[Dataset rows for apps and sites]
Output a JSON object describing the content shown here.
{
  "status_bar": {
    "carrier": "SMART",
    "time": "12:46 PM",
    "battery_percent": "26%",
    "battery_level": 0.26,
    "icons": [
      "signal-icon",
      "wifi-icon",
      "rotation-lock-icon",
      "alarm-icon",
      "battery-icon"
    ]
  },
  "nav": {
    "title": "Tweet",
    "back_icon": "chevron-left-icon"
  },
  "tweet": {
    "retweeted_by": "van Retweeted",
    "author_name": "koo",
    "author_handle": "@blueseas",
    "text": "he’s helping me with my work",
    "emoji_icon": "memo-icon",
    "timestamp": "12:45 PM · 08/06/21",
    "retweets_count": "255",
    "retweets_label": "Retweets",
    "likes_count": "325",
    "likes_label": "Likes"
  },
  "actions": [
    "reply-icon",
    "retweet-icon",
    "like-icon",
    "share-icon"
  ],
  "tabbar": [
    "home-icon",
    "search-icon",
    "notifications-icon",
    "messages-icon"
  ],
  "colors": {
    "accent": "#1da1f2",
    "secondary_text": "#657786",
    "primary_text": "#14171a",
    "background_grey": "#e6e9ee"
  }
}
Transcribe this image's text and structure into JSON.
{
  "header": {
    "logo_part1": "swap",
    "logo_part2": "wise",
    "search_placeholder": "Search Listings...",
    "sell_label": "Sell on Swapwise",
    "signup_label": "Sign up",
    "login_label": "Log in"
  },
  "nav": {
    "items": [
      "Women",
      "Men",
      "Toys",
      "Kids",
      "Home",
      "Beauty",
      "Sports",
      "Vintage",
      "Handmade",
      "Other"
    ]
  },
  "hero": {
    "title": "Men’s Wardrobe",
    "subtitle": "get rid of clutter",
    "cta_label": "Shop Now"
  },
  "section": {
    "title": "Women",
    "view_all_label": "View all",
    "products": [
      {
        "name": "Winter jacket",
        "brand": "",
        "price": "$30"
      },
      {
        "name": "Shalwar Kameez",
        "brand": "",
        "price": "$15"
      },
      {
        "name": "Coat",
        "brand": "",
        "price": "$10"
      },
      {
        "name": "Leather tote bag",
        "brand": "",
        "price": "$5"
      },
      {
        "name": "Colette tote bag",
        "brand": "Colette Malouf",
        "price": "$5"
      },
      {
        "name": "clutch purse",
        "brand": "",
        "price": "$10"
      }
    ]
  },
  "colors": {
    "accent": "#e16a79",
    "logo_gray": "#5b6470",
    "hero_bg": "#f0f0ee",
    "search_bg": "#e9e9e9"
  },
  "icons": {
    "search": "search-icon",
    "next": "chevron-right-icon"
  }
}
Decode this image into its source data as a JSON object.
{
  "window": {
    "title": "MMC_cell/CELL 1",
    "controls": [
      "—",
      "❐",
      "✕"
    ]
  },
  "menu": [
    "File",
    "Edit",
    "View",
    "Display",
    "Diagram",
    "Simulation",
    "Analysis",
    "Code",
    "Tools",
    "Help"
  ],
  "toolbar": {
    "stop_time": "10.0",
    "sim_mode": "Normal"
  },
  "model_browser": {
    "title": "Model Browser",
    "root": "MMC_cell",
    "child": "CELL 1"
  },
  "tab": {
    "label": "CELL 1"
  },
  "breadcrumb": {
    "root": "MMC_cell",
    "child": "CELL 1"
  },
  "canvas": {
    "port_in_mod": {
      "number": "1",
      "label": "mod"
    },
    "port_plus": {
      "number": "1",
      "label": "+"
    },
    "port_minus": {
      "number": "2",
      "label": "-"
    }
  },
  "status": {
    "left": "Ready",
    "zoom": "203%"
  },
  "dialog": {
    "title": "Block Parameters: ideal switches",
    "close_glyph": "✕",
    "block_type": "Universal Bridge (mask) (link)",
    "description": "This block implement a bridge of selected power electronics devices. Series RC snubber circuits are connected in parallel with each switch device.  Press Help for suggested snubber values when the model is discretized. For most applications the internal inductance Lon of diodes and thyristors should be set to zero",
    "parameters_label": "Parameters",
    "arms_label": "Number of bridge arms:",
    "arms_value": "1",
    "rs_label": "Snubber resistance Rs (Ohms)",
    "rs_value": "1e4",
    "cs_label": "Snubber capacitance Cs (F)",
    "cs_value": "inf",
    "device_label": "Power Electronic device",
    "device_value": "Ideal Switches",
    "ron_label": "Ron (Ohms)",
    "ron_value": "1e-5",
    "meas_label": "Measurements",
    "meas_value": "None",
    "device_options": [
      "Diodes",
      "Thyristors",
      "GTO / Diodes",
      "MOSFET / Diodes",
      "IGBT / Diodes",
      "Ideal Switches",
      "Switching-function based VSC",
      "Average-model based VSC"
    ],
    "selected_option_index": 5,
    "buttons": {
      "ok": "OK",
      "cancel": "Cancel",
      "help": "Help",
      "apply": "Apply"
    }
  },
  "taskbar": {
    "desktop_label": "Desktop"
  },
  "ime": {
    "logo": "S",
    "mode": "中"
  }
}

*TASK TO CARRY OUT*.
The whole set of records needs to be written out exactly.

*TASK RESPONSE*.
Output a JSON object describing the content shown here.
{
  "status_bar": {
    "carrier": "SMART",
    "time": "12:46 PM",
    "battery_percent": "26%",
    "battery_level": 0.26,
    "icons": [
      "signal-icon",
      "wifi-icon",
      "rotation-lock-icon",
      "alarm-icon",
      "battery-icon"
    ]
  },
  "nav": {
    "title": "Tweet",
    "back_icon": "chevron-left-icon"
  },
  "tweet": {
    "retweeted_by": "van Retweeted",
    "author_name": "koo",
    "author_handle": "@blueseas",
    "text": "he’s helping me with my work",
    "emoji_icon": "memo-icon",
    "timestamp": "12:45 PM · 08/06/21",
    "retweets_count": "255",
    "retweets_label": "Retweets",
    "likes_count": "325",
    "likes_label": "Likes"
  },
  "actions": [
    "reply-icon",
    "retweet-icon",
    "like-icon",
    "share-icon"
  ],
  "tabbar": [
    "home-icon",
    "search-icon",
    "notifications-icon",
    "messages-icon"
  ],
  "colors": {
    "accent": "#1da1f2",
    "secondary_text": "#657786",
    "primary_text": "#14171a",
    "background_grey": "#e6e9ee"
  }
}
Transcribe this image's text and structure into JSON.
{
  "header": {
    "logo_part1": "swap",
    "logo_part2": "wise",
    "search_placeholder": "Search Listings...",
    "sell_label": "Sell on Swapwise",
    "signup_label": "Sign up",
    "login_label": "Log in"
  },
  "nav": {
    "items": [
      "Women",
      "Men",
      "Toys",
      "Kids",
      "Home",
      "Beauty",
      "Sports",
      "Vintage",
      "Handmade",
      "Other"
    ]
  },
  "hero": {
    "title": "Men’s Wardrobe",
    "subtitle": "get rid of clutter",
    "cta_label": "Shop Now"
  },
  "section": {
    "title": "Women",
    "view_all_label": "View all",
    "products": [
      {
        "name": "Winter jacket",
        "brand": "",
        "price": "$30"
      },
      {
        "name": "Shalwar Kameez",
        "brand": "",
        "price": "$15"
      },
      {
        "name": "Coat",
        "brand": "",
        "price": "$10"
      },
      {
        "name": "Leather tote bag",
        "brand": "",
        "price": "$5"
      },
      {
        "name": "Colette tote bag",
        "brand": "Colette Malouf",
        "price": "$5"
      },
      {
        "name": "clutch purse",
        "brand": "",
        "price": "$10"
      }
    ]
  },
  "colors": {
    "accent": "#e16a79",
    "logo_gray": "#5b6470",
    "hero_bg": "#f0f0ee",
    "search_bg": "#e9e9e9"
  },
  "icons": {
    "search": "search-icon",
    "next": "chevron-right-icon"
  }
}
Decode this image into its source data as a JSON object.
{
  "window": {
    "title": "MMC_cell/CELL 1",
    "controls": [
      "—",
      "❐",
      "✕"
    ]
  },
  "menu": [
    "File",
    "Edit",
    "View",
    "Display",
    "Diagram",
    "Simulation",
    "Analysis",
    "Code",
    "Tools",
    "Help"
  ],
  "toolbar": {
    "stop_time": "10.0",
    "sim_mode": "Normal"
  },
  "model_browser": {
    "title": "Model Browser",
    "root": "MMC_cell",
    "child": "CELL 1"
  },
  "tab": {
    "label": "CELL 1"
  },
  "breadcrumb": {
    "root": "MMC_cell",
    "child": "CELL 1"
  },
  "canvas": {
    "port_in_mod": {
      "number": "1",
      "label": "mod"
    },
    "port_plus": {
      "number": "1",
      "label": "+"
    },
    "port_minus": {
      "number": "2",
      "label": "-"
    }
  },
  "status": {
    "left": "Ready",
    "zoom": "203%"
  },
  "dialog": {
    "title": "Block Parameters: ideal switches",
    "close_glyph": "✕",
    "block_type": "Universal Bridge (mask) (link)",
    "description": "This block implement a bridge of selected power electronics devices. Series RC snubber circuits are connected in parallel with each switch device.  Press Help for suggested snubber values when the model is discretized. For most applications the internal inductance Lon of diodes and thyristors should be set to zero",
    "parameters_label": "Parameters",
    "arms_label": "Number of bridge arms:",
    "arms_value": "1",
    "rs_label": "Snubber resistance Rs (Ohms)",
    "rs_value": "1e4",
    "cs_label": "Snubber capacitance Cs (F)",
    "cs_value": "inf",
    "device_label": "Power Electronic device",
    "device_value": "Ideal Switches",
    "ron_label": "Ron (Ohms)",
    "ron_value": "1e-5",
    "meas_label": "Measurements",
    "meas_value": "None",
    "device_options": [
      "Diodes",
      "Thyristors",
      "GTO / Diodes",
      "MOSFET / Diodes",
      "IGBT / Diodes",
      "Ideal Switches",
      "Switching-function based VSC",
      "Average-model based VSC"
    ],
    "selected_option_index": 5,
    "buttons": {
      "ok": "OK",
      "cancel": "Cancel",
      "help": "Help",
      "apply": "Apply"
    }
  },
  "taskbar": {
    "desktop_label": "Desktop"
  },
  "ime": {
    "logo": "S",
    "mode": "中"
  }
}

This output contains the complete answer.